As my commuter train arrived to the Stockholm Central Station yesterday I got off the train and for a short moment did not exactly knew where I was. I thought we arrived to a different platform and I’d have to take a different way out. Turning my head around to get oriented I noticed that people were going in two directions: to the left, towards the station, the way I used to go and to the right, towards the stairs I never paid attention to before.
I was not in a hurry so I followed the people who went to the right wondering where I would end up. When I climbed the stairs to the street level I recognised the spot and understood that just taking a few steps in the opposite direction and a flight of stairs saved me at least five minutes of walking: I discovered a shortcut! Besides, I didn’t have to go through the building full of stressed people and did not have to rush myself. All because for a short moment I got disoriented and had to take in as much information as possible to make a decision about the route. I was no longer operating on autopilot. This allowed me to look at the same situation with new eyes and notice more options.
Having a routine for something, creating mental maps is a survival strategy but it can also be an obstacle, something that holds us back as we no longer feel the need to see the world but deal with our interpretations of it (some very old). Waking up to the situation at hand (even unintentionally as it happened to me in this case) gives us a unique opportunity to become active participants in our own lives.
This little happening reminded me of my precarious job situation. One of the managers at my dayjob has set her mind on getting rid of me and there is little I can (or want to do) to change that. Instead of thinking of how unfair she is or going through her flaws as a manager that operates out of fear and therefore herself uses the fear strategy dealing with the employees I made a conscious decision to stay in that place of uncertainty and see what I could find there.

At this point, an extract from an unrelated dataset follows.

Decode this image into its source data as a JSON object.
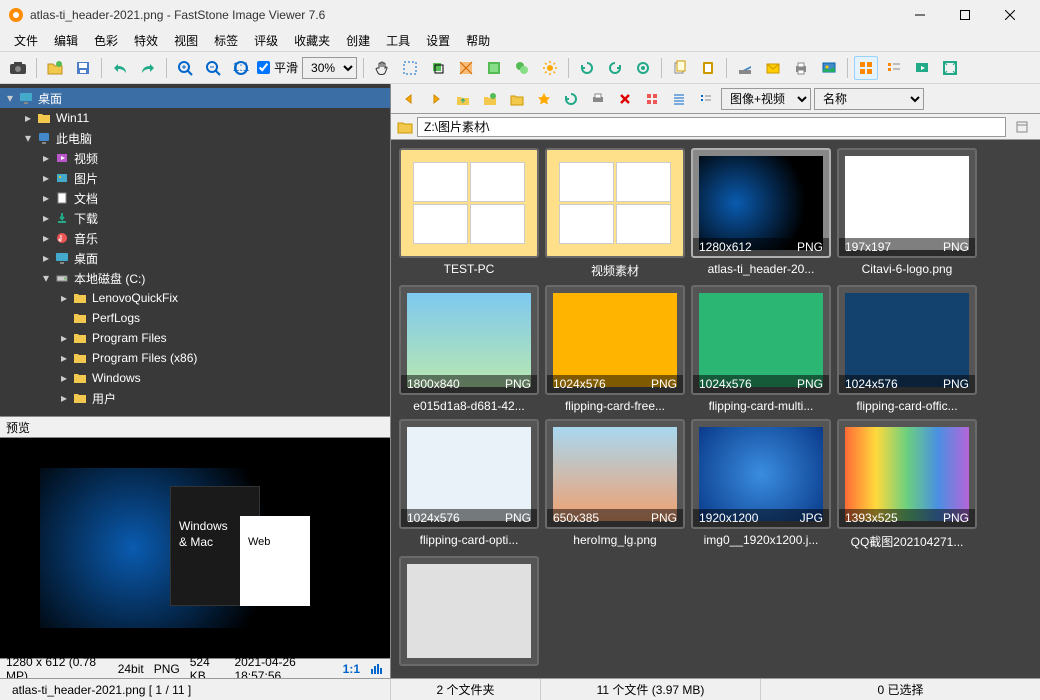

I looked at the situation and asked myself
- What happened really?
- How do I feel right now?
Staying connected with my body, I noticed that there was a certain level of anxiety associated with financial insecurity but also that some of the reaction was an automated responses to the situation that in our society is perceived as negative – my strong emotional reaction was socially and culturally conditioned. I allowed myself not to feel something only because it could be considered by others as something terrible but to experience what I really felt. This is when I discovered a strong feeling of relief and an expansion. Deep inside I was glad and relieved! How could that be?
That I have been unhappy at that job was no surprise to me so what happened really? I am about to lose something I did not really care about but gave a lot of time and energy to. Was I satisfied with how I was selling my time, energy and creativity? Was that money buying me the life I wanted for myself? I knew what the answer was! After all, I started Creative Response about a year ago because I was suffocating without the opportunity for creative self-expression at my dayjob and wanted to be helping people by being who I am, not surpressing it.
- What opportunities does the situation allow for?
This last question energised me incredibly. There was not much going with CR lately as I got in the wait-and-see phase where I was trying to figure out in which direction I would like to go. So why not use this opportunity to start a new project that will both benefit people and that would allow me to creatively express myself? As it happens, I was sitting on a good idea that I felt passionate about so why not start with it right away? Not that I have a lot to lose much right now!
Not going with the emotions, just experiencing them and staying in the exploratory phase for some time allowed me to see the situation in a different light. I talked to the manager in a matter-of-fact way. In the end nothing changed in the circumstances and… everything changed. Instead of choosing a disempowering role of a victim of a vicious boss I allowed myself to get disoriented and listen to how I really felt about it and see where it came from. I knew the answers once I stepped outside the mental box I convinced myself I was locked in.
I laugh when I hear that the fish in the water is
You don’t grasp the fact that what is most alive of all
is inside your own house;
and so you walk from one holy city to the next with a
* * *
Kabir will tell you the truth: go wherever you like, to
Calcutta or Tibet;
if you can’t f ind where your soul is hidden,
for you the world will never be real!
* * *
– Rumi (translated by Robert Bly)